The Employer contends it is a small operation and that it will have a problem if employes are able to use sick leave when they are tired. It asserts that is what the "plus hours" are to be used for.


Section 9.1 of the Agreement states that employes are to inform their immediate supervisor prior to the absence, or no later than 12:00 p.m. on the first day of absence, that they are taking sick leave and the reason for it. Failure to give reasonably timely notice is a basis for rejecting sick leave. In this case, the Grievant apparently told his foreman, Ruge, that he was going home sick, since Ruge indicated on the Grievant's time sheet he was taking sick leave. He told his supervisor, Johnson, at a minimum that he was exhausted and was going home. The Employer has argued that the employe must fill out a "Employee Request for Time Off" form at the time the employe is leaving work; however, neither Ruge nor Johnson asked the Grievant to fill out such a form. Johnson testified it would be his job or the foreman's to have the employe fill out the form.

Further, Johnson indicated that had the Grievant told him on February 10th that he was going home sick, he would not have denied him the use of sick leave for that day. There is a dispute as to what the Grievant told Johnson beyond that he was exhausted and was going home. The Employer argues that employes should be using "plus time" when they are tired from working long hours and that the Grievant only came up with the idea of requesting sick leave later, after the fact. The latter assertion appears contrary to what the facts indicate. The Grievant's foreman checked sick leave on the Grievant's time sheet for that day and Johnson conceded he must have told his foreman that morning that he was using sick leave. The Grievant also testified that was the case.

As to the assertion that employes are to be using "plus time" in these situations instead of sick leave, the undersigned notes that there is little or nothing in the record upon which he could base a conclusion in that regard. It appears from the evidence that "plus time" is something new as far as its use in that regard, and that there is no practice established as of yet. Beyond the Employer's argument that the parties intended that employes use plus time when they are tired from working overtime, there is nothing in the record regarding bargaining history from which to determine the parties' intent. While it appears the other employes on the crew did use "plus time" to cover their absence that day, there is nothing in the record with which to compare their condition with that of the Grievant. The Grievant's unrebutted testimony was that he was "exhausted" and that although he felt ill, he did not describe his symptoms beyond that at the time.

Without sufficient evidence to determine how the parties intended to utilize "plus time" in these situations, the Arbitrator cannot conclude that it was intended to pre-empt the use of sick leave. That being the case, and given the evidence that the Grievant was "exhausted" and did request to use sick leave that day, it is concluded that he was entitled to use sick leave for his absence on February 10, 1994. Therefore, the Employer violated Section 9.1 of the Agreement when it denied the Grievant's sick leave for that date.

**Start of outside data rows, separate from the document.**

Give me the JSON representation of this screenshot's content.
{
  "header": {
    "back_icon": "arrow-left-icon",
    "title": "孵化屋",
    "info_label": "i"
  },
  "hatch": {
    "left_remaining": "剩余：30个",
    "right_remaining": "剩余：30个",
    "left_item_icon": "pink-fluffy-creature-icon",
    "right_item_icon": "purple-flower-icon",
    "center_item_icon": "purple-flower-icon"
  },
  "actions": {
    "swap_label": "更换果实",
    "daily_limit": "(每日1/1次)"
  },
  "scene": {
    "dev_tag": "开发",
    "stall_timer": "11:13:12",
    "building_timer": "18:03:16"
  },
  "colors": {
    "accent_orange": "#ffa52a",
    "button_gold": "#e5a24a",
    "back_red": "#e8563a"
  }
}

Based upon the foregoing, the evidence, and the arguments of the parties, the undersigned makes and issues the following


The grievance is sustained. The Employer is directed to grant the Grievant's request to use sick leave for his absence on February 10, 1994, and to reinstate the hours to his "plus time" bank or to the appropriate bank from which they were deducted.

Dated at Madison, Wisconsin this 23rd day of September, 1994.

By David E. Shaw /s/

David E. Shaw, Arbitrator

1. The parties agreed to waive the time limit in the Agreement for the issuance of an award.

2. The foreman position is in the bargaining unit.

3. There was some dispute as to whether the day in question was February 10th or February 17th, but the Union subsequently agreed at hearing that it was February 10.